[Opening PROVIDED DATA section]

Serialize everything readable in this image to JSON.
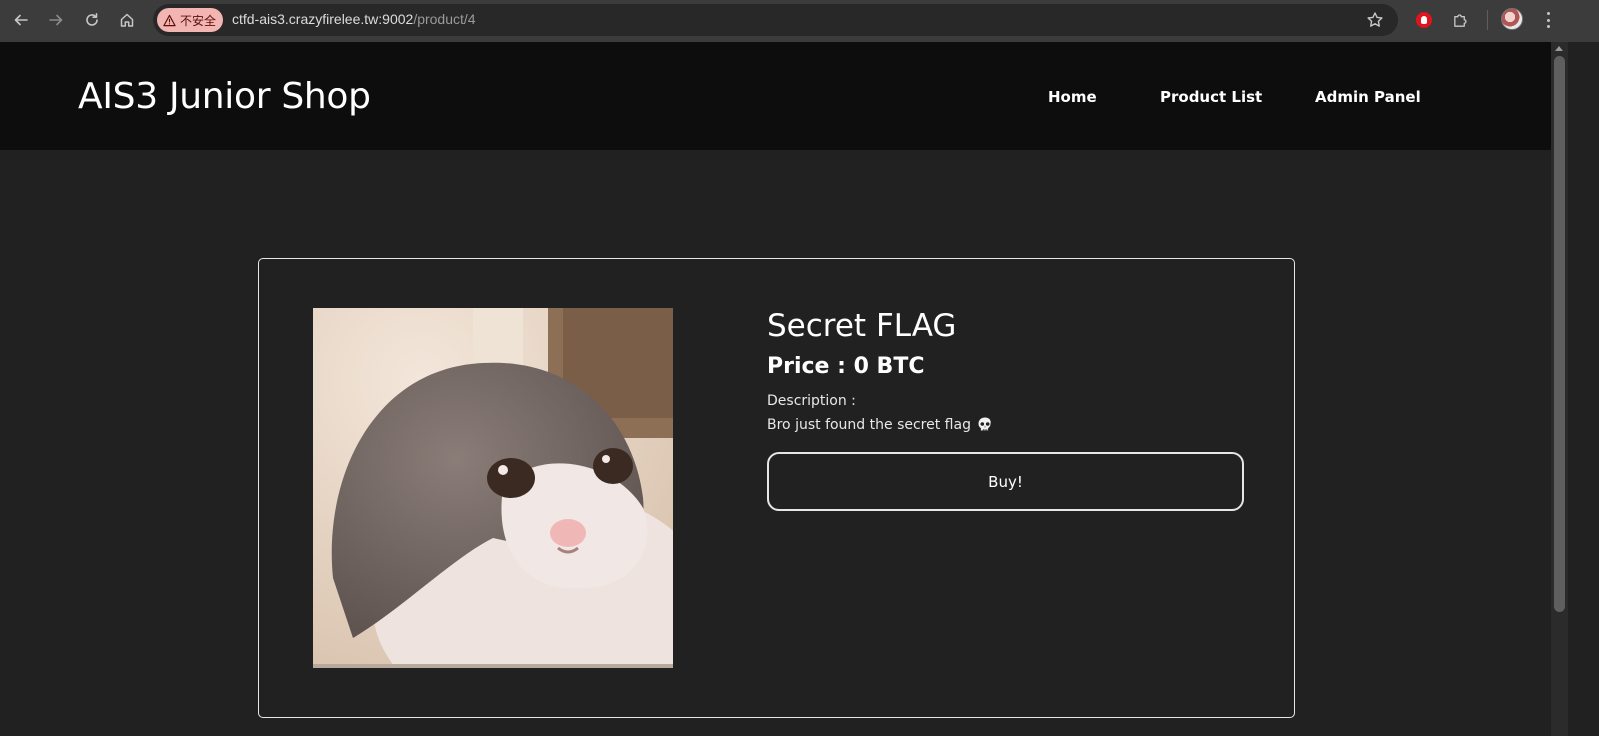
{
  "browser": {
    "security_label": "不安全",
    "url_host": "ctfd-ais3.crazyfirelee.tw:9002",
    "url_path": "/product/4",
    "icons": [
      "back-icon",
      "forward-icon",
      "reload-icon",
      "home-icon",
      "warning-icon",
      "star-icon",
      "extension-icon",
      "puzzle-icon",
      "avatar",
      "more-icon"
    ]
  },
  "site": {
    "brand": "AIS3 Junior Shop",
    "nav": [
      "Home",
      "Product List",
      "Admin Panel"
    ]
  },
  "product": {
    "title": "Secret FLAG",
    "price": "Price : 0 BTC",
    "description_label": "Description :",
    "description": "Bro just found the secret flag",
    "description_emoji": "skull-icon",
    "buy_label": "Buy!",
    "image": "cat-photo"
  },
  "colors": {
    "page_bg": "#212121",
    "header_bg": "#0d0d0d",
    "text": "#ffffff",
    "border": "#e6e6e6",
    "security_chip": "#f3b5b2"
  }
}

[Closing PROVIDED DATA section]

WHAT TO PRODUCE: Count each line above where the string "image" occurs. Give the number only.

FINISHED EXERCISE: 2